- [Task goal] With the pictures excluded, retype the records that follow exactly.

- [Data section]
'''
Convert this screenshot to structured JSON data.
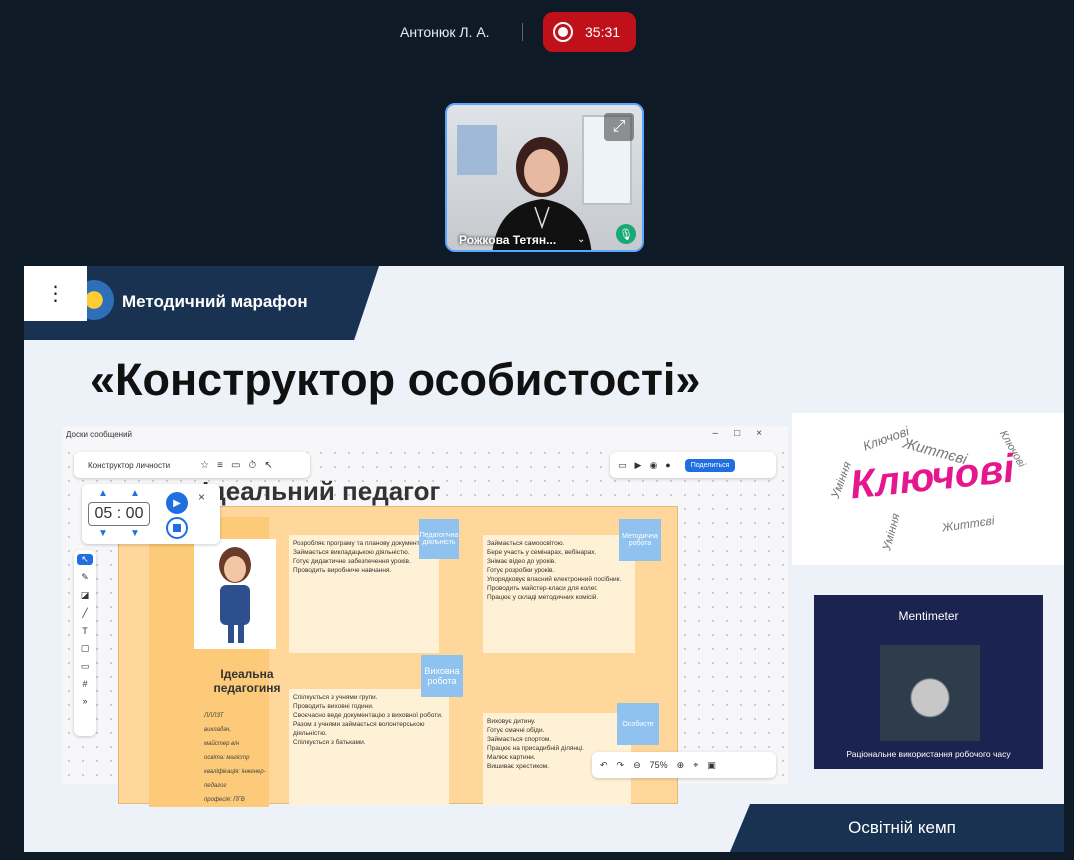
{
  "call": {
    "host_name": "Антонюк Л. А.",
    "recording_time": "35:31"
  },
  "participant": {
    "name": "Рожкова Тетян...",
    "mic_state": "mic-on-icon"
  },
  "slide": {
    "banner_title": "Методичний марафон",
    "title": "«Конструктор особистості»",
    "footer_text": "Освітній кемп",
    "board": {
      "window_title": "Доски сообщений",
      "board_name": "Конструктор личности",
      "share_label": "Поделиться",
      "zoom": "75%",
      "heading": "Ідеальний педагог",
      "timer": {
        "minutes": "05",
        "seconds": "00"
      },
      "persona": {
        "label": "Ідеальна педагогиня",
        "abbr": "ЛЛЛЗТ",
        "lines": [
          "викладач,",
          "майстер в/н",
          "освіта: магістр",
          "кваліфікація: інженер-педагог",
          "професія: ПГВ"
        ]
      },
      "stickies": {
        "pedagogical": "Педагогічна діяльність",
        "methodical": "Методична робота",
        "educational": "Виховна робота",
        "personal": "Особисте"
      },
      "cards": {
        "pedagogical": [
          "Розробляє програму та планову документацію.",
          "Займається викладацькою діяльністю.",
          "Готує дидактичне забезпечення уроків.",
          "Проводить виробниче навчання."
        ],
        "methodical": [
          "Займається самоосвітою.",
          "Бере участь у семінарах, вебінарах.",
          "Знімає відео до уроків.",
          "Готує розробки уроків.",
          "Упорядковує власний електронний посібник.",
          "Проводить майстер-класи для колег.",
          "Працює у складі методичних комісій."
        ],
        "educational": [
          "Спілкується з учнями групи.",
          "Проводить виховні години.",
          "Своєчасно веде документацію з виховної роботи.",
          "Разом з учнями займається волонтерською діяльністю.",
          "Спілкується з батьками."
        ],
        "personal": [
          "Виховує дитину.",
          "Готує смачні обіди.",
          "Займається спортом.",
          "Працює на присадибній ділянці.",
          "Малює картини.",
          "Вишиває хрестиком."
        ]
      }
    },
    "wordcloud": {
      "main_word": "Ключові",
      "words": [
        "Ключові",
        "Життєві",
        "Уміння",
        "Життєві",
        "Ключові",
        "Уміння"
      ]
    },
    "mentimeter": {
      "logo": "Mentimeter",
      "caption": "Раціональне використання робочого часу"
    }
  }
}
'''
- [Reply]
Convert this screenshot to structured JSON data.
{
  "call": {
    "host_name": "Антонюк Л. А.",
    "recording_time": "35:31"
  },
  "participant": {
    "name": "Рожкова Тетян...",
    "mic_state": "mic-on-icon"
  },
  "slide": {
    "banner_title": "Методичний марафон",
    "title": "«Конструктор особистості»",
    "footer_text": "Освітній кемп",
    "board": {
      "window_title": "Доски сообщений",
      "board_name": "Конструктор личности",
      "share_label": "Поделиться",
      "zoom": "75%",
      "heading": "Ідеальний педагог",
      "timer": {
        "minutes": "05",
        "seconds": "00"
      },
      "persona": {
        "label": "Ідеальна педагогиня",
        "abbr": "ЛЛЛЗТ",
        "lines": [
          "викладач,",
          "майстер в/н",
          "освіта: магістр",
          "кваліфікація: інженер-педагог",
          "професія: ПГВ"
        ]
      },
      "stickies": {
        "pedagogical": "Педагогічна діяльність",
        "methodical": "Методична робота",
        "educational": "Виховна робота",
        "personal": "Особисте"
      },
      "cards": {
        "pedagogical": [
          "Розробляє програму та планову документацію.",
          "Займається викладацькою діяльністю.",
          "Готує дидактичне забезпечення уроків.",
          "Проводить виробниче навчання."
        ],
        "methodical": [
          "Займається самоосвітою.",
          "Бере участь у семінарах, вебінарах.",
          "Знімає відео до уроків.",
          "Готує розробки уроків.",
          "Упорядковує власний електронний посібник.",
          "Проводить майстер-класи для колег.",
          "Працює у складі методичних комісій."
        ],
        "educational": [
          "Спілкується з учнями групи.",
          "Проводить виховні години.",
          "Своєчасно веде документацію з виховної роботи.",
          "Разом з учнями займається волонтерською діяльністю.",
          "Спілкується з батьками."
        ],
        "personal": [
          "Виховує дитину.",
          "Готує смачні обіди.",
          "Займається спортом.",
          "Працює на присадибній ділянці.",
          "Малює картини.",
          "Вишиває хрестиком."
        ]
      }
    },
    "wordcloud": {
      "main_word": "Ключові",
      "words": [
        "Ключові",
        "Життєві",
        "Уміння",
        "Життєві",
        "Ключові",
        "Уміння"
      ]
    },
    "mentimeter": {
      "logo": "Mentimeter",
      "caption": "Раціональне використання робочого часу"
    }
  }
}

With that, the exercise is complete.